The U.S. Government also funded a project to produce the Laser Dazzler38, which uses a random flashing green laser. There are concerns, however, over eye safety in relation to these devices.  A similar system under development by the U.S. Marine Corps Joint Non-Lethal Weapons Directorate (JNLWD)40 is the Veiling Glare Laser, which uses violet light to cause the human eye to fluoresce so that the subject can see only glare.  Some scientists are uncertain as to both the effectiveness and safety of using this technique.  So far it has only been tested on cadaver lenses and its potential for eye damage remains unclear.

Again, why can’t we cure cancer?

January’s Top Posts

Check out January 2009’s top posts – I love to see what the readers like!

1.  NYC’s Empire State Building Lit for the 2008 Presidential Election

2.’s Interview with Tony McGettigan from Luxim

3.  PRG’s Bad Boy

4.  The Purkinje Effect

5.  What Seems Like Ancient History:  The Justin Timberlake/Christina Aguillera Truss Collapse

The Purkinje Effect


When I teach beginning lighting design classes, I always have a week of learning about the eye – how your rods and cones balance each other, what their respective jobs are, how the images you see are translated to the brain, and how, as lighting designers, we can use the strengths and weaknesses of the eye to heighten the audience’s experience.  Physiology always comes into play when you’re designing a lighted environment, and students always seem to enjoy finding out what different colors of light do to the body – blues are soothing (even to both genders), reds increase blood pressure and respiration rate, yellows make your eyes tire faster, and black is a submissive color.  None of the really “alternative” students appreciate being told that their black fingernails, eyeliner, and dyed hair color are really signs of compliance.

Inevitably, a question that comes up is “why do we see blue and gray at dusk and when the sun is setting?”  It’s a great question, especially because it lends itself to explanation of the photopic (lots of light, optimal conditions) and scotopic (low light, monochromatic) vision systems, and how rods and cones operate and cooperate.

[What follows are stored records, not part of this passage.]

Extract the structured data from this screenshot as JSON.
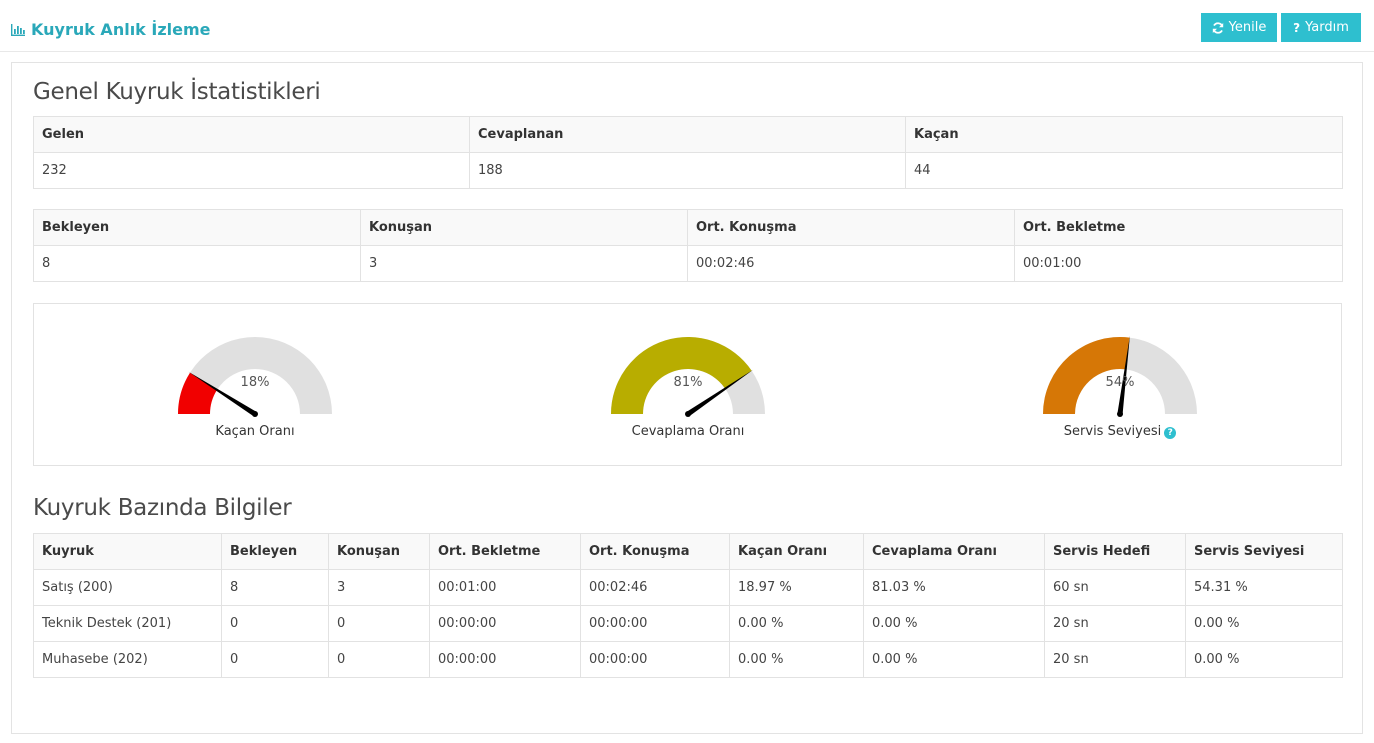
{
  "header": {
    "title": "Kuyruk Anlık İzleme",
    "title_icon": "bar-chart-icon",
    "refresh_label": "Yenile",
    "help_label": "Yardım"
  },
  "general": {
    "title": "Genel Kuyruk İstatistikleri",
    "table1": {
      "headers": [
        "Gelen",
        "Cevaplanan",
        "Kaçan"
      ],
      "values": [
        "232",
        "188",
        "44"
      ]
    },
    "table2": {
      "headers": [
        "Bekleyen",
        "Konuşan",
        "Ort. Konuşma",
        "Ort. Bekletme"
      ],
      "values": [
        "8",
        "3",
        "00:02:46",
        "00:01:00"
      ]
    }
  },
  "gauges": [
    {
      "label": "Kaçan Oranı",
      "value_text": "18%",
      "value": 0.18,
      "color": "#f10000",
      "has_help": false
    },
    {
      "label": "Cevaplama Oranı",
      "value_text": "81%",
      "value": 0.81,
      "color": "#b8ad00",
      "has_help": false
    },
    {
      "label": "Servis Seviyesi",
      "value_text": "54%",
      "value": 0.54,
      "color": "#d67706",
      "has_help": true
    }
  ],
  "gauge_track_color": "#e0e0e0",
  "queue": {
    "title": "Kuyruk Bazında Bilgiler",
    "headers": [
      "Kuyruk",
      "Bekleyen",
      "Konuşan",
      "Ort. Bekletme",
      "Ort. Konuşma",
      "Kaçan Oranı",
      "Cevaplama Oranı",
      "Servis Hedefi",
      "Servis Seviyesi"
    ],
    "rows": [
      [
        "Satış (200)",
        "8",
        "3",
        "00:01:00",
        "00:02:46",
        "18.97 %",
        "81.03 %",
        "60 sn",
        "54.31 %"
      ],
      [
        "Teknik Destek (201)",
        "0",
        "0",
        "00:00:00",
        "00:00:00",
        "0.00 %",
        "0.00 %",
        "20 sn",
        "0.00 %"
      ],
      [
        "Muhasebe (202)",
        "0",
        "0",
        "00:00:00",
        "00:00:00",
        "0.00 %",
        "0.00 %",
        "20 sn",
        "0.00 %"
      ]
    ]
  },
  "accent_color": "#2ebfcf"
}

The Purkinje Effect, as it’s called, is when the sun goes down, and we see a whole lot of blued out and grayed out colors.  This happens primarily at dusk, and in very low light conditions, where the color receptors (cones) basically leave it to the light receptors (rods) for detail for the brain.  When the light goes down, the color information is lacking, so the rods have to compensate.  Our vision becomes monochromatic because our color receptors, which do not interpret intensity information and respond best to yellow-ish light pass the workload on to the light receptors, which respond best to green/blue light and allow us to see shape and contrast.  Just without color.

There’s the lecture for the day.